Alas for the would-be duke, his impetuousness would be his undoing, for the Cumans made a pattern of turning and engaging briefly before fleeing once again. Before long, he was lured several miles beyond the ready assistance of the emperor. who was nonetheless compelled to attempt to do so. Tsar Kaloyan had also prepared the ground well in expectation of this very folly. A multitude of “wolf pits” had been dug the night before, and the skilled Cuman warriors knew exactly where they were. Count Louis and his men did not. Once past the pits, the Cumans manouevred the trap between they and the pursuing French knights, presenting themselves as having rallied and readied themselves to do battle once more. Meanwhile their Vlach and Bulgarian allies worked their way through the nearby hills and woods, moving to surround the enemy at the appointed time.
Louis fell for the trap, charging with many of his men into the hidden wolf pits. Dismounted and injured, they were swiftly surrounded by the enemy infantry, or else pulled from their horses by hooks and carried to the ground by more men than they could strike down. By the time Baldwin arrived to assist him, the writing was already on the wall for Louis’ detachment. Moreover, the tsar acted quickly to cut off the emperor and his own knights from escape. Surrounded completely, with no means of forming up, the two bands of knights were winnowed to nothing. Not one of them succeeded in breaking free.
Emperor Baldwin of the House of Flanders was carried off to the Bulgarian capital of Veliko Tarnovo, where he would meet his end at the tsar’s hands later that year. A number of other prominent knights and lords also surrendered and survived, to be later ransomed for enormous sums. Through them, legends have arisen concerning the prowess of Louis of Blois on his last day. Cursing the enemy, asking no quarter nor offering it, it is said that he fought in a rage, like a man possessed. He slew more than a score of foes trying to reach Baldwin before he ultimately fell, encircled by ropes, and skewered by spears.

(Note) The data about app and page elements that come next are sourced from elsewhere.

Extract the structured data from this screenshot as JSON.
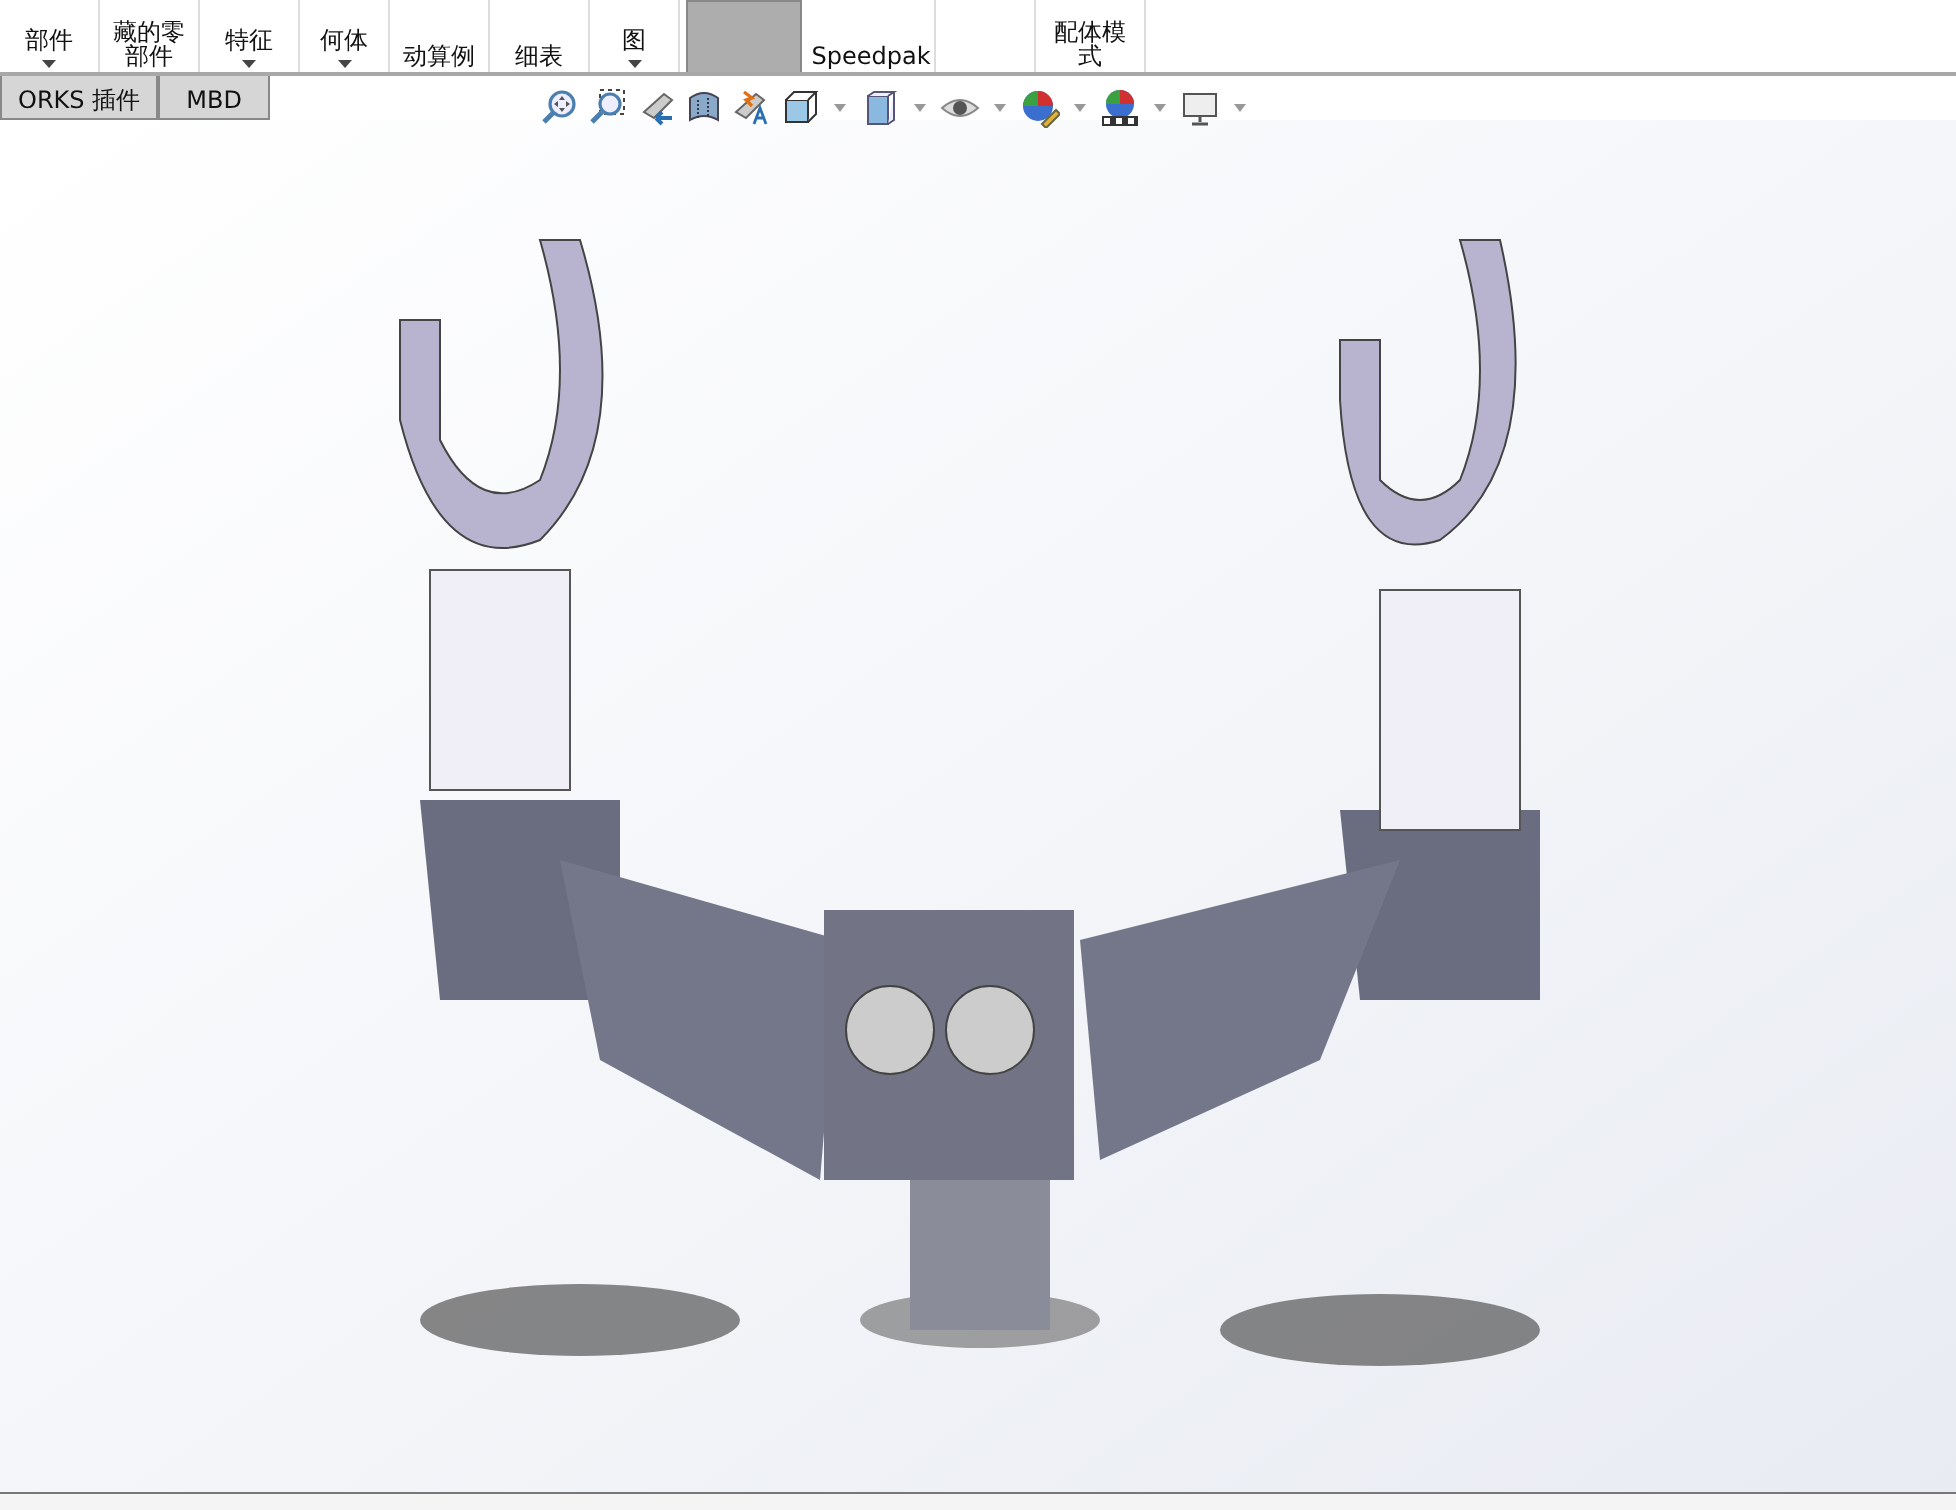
{
  "ribbon": [
    {
      "lines": [
        "部件"
      ],
      "caret": true,
      "selected": false
    },
    {
      "lines": [
        "藏的零",
        "部件"
      ],
      "caret": false,
      "selected": false
    },
    {
      "lines": [
        "特征"
      ],
      "caret": true,
      "selected": false
    },
    {
      "lines": [
        "何体"
      ],
      "caret": true,
      "selected": false
    },
    {
      "lines": [
        "动算例"
      ],
      "caret": false,
      "selected": false
    },
    {
      "lines": [
        "细表"
      ],
      "caret": false,
      "selected": false
    },
    {
      "lines": [
        "图"
      ],
      "caret": true,
      "selected": false
    },
    {
      "caret": false,
      "selected": true
    },
    {
      "lines": [
        "Speedpak"
      ],
      "caret": false,
      "selected": false
    },
    {
      "caret": false,
      "selected": false
    },
    {
      "lines": [
        "配体模",
        "式"
      ],
      "caret": false,
      "selected": false
    }
  ],
  "tabs": [
    {
      "label": "ORKS 插件",
      "selected": false
    },
    {
      "label": "MBD",
      "selected": false
    }
  ],
  "view_toolbar": [
    {
      "kind": "zoom-fit",
      "caret": false
    },
    {
      "kind": "zoom-area",
      "caret": false
    },
    {
      "kind": "previous-view",
      "caret": false
    },
    {
      "kind": "section",
      "caret": false
    },
    {
      "kind": "dynamic-annotation",
      "caret": false
    },
    {
      "kind": "view-orientation",
      "caret": true
    },
    {
      "kind": "display-style",
      "caret": true
    },
    {
      "kind": "hide-show",
      "caret": true
    },
    {
      "kind": "edit-appearance",
      "caret": true
    },
    {
      "kind": "scene",
      "caret": true
    },
    {
      "kind": "view-settings",
      "caret": true
    }
  ]
}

Pointedly, the old veterans say, Tsar Kaloyan ordered the valiant but foolish knight to be left on the field for the crows.